LaPaz was our first trip goal, to meet up with Brizo and do our repairs / prep / provisioning. This was the first time I’ve been too early, meaning I slowed the boat down to 3 knots from 5-6am so we could pull in to an anchorage at Partida Cove for daybreak. We anchored in 8 feet of turquoise sand and went to sleep. The afternoon was an amazing long paddleboard exploration. A sea turtle visited Colin on his board. Then we did boat underwater scrubbing – the divers last Wednesday did a decent but not thorough job. Sadly Colin found a big gouge in the daggerboard, which has me worried for the trip. Finished the day with a mast climb to install better (ie finctioning!) lazyjacks turning blocks, while looking at a desert/sea paradise

Got up this morn after a peaceful night and motorsailed in to LaPaz. Damien and Beth drove us around to various shops and we got everything on the list, including underwater epoxy that I plan to dive and fill the board hole tomorrow morn. Yikes.

Great dinner tonight with our Brizo heroes, having made their dream come true and are living a new lifestyle on the boat in LaPaz. Their playground is the Sea of Cortez. They are on to something here…

Back on Saturday we finished up the mainsheet base strengthening project, and it worked just right on the journey’s first leg. The mobile workshop:

Here are the reinforcements laid inside, and the new carbon compression-resistance bridges on deck.

The bird theme continued as we uncovered the main for the first time in five months to find a bird nest at the outer end.

Tomorrow morning we’ll hit it hard with a new brace to better anchor the autopilot, the dagger patch, resealing a leaking saloon window, installing a new windlass circuit breaker and some minor stuff. We broke a tiny trip lever on the breaker, which surprisingly rendered the windlass dead as we tried to drop the hook in AguaVerde. But it got me to open up the electrical area and learn about manual free-falling the windlass (which doesn’t seem to work on ours).

After work we’ll hopefully get in a visit to see Brizo’s fancy new dinghy and in-boat air conditioning. That’s a must for living aboard and still working a remote business job during the summer down here! We’ll try to pry them away for a little beach time and Mexican Independence Day tomorrow before we have to shove off.

Feeling better about the journey prep, and keeping our eye on the tropical storm that has thankfully taken the expected left turn out deeper into the Pacific.

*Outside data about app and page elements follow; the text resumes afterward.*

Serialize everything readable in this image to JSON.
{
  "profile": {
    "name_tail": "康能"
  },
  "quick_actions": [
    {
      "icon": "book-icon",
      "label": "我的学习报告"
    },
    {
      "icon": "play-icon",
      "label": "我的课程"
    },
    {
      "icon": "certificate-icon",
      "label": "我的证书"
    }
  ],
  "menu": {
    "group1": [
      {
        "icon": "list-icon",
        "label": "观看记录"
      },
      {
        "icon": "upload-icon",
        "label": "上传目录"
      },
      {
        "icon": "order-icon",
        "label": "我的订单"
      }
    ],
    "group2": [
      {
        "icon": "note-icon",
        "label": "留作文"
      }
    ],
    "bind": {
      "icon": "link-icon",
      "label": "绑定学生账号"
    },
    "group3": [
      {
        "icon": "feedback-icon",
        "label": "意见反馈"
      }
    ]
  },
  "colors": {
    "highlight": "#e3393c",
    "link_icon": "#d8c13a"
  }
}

Leave you tonight with our feet at the pool of Puerto Escondido, minutes before departure, sucking up the courage to start this trip…

All’s well at Puerto Escondido

What a huge relief! Colin and I got to Ravenswing around 4pm yesterday and found her in good shape. Our biggest problem is copious amounts of bird poop. Like, enough to block out two solar panels. Gross!

Early today we dove into the mainsheet base problem. After sanding back paint and drilling small core-sample holes, I’m thrilled to say there is no core damage! I LOVE our western red cedar hulls :)

The first fix is to replace strength in broken unidirectional glass. I’m pointing at the cracks here.

We sanded back the paint inside the aft cabin and laid in two layers of big reinforcement patch (1708 bidirectional glass). These should have been added when I originally installed the mainsheet with this flying Vee system. Oh well, doing glass work in paradise…

We prepped everything for replacement uni on the outside of the hull, and to add little foam core ‘bridges’ made at home to now create a flat plane from the tops of these little towers over to the deck. Tonight we’ll lay down uni carbon to handle the forces that pull from the boom running sideways across the boat.

We also cleaned out the bolt holes and reapplied epoxy to seal the wood fibers where the bolts pass by.

I brought supplies and tools to remove and replace damaged wood core. None of that was needed, and this whole thing is a single day repair, so we can get moving Sunday. Tomorrow we’ll do normal trip-prepare stuff, including restarting the PredictWind tracker for you guys.

The dinghy motor didn’t store well, and needs some work tomorrow. So for now, we have a long paddleboard upwind from the restaurant here, back to the ship. Time to put the phone down and grab a paddle.

So far, so good. Thanks for all your good wishes. We love your energy, good people.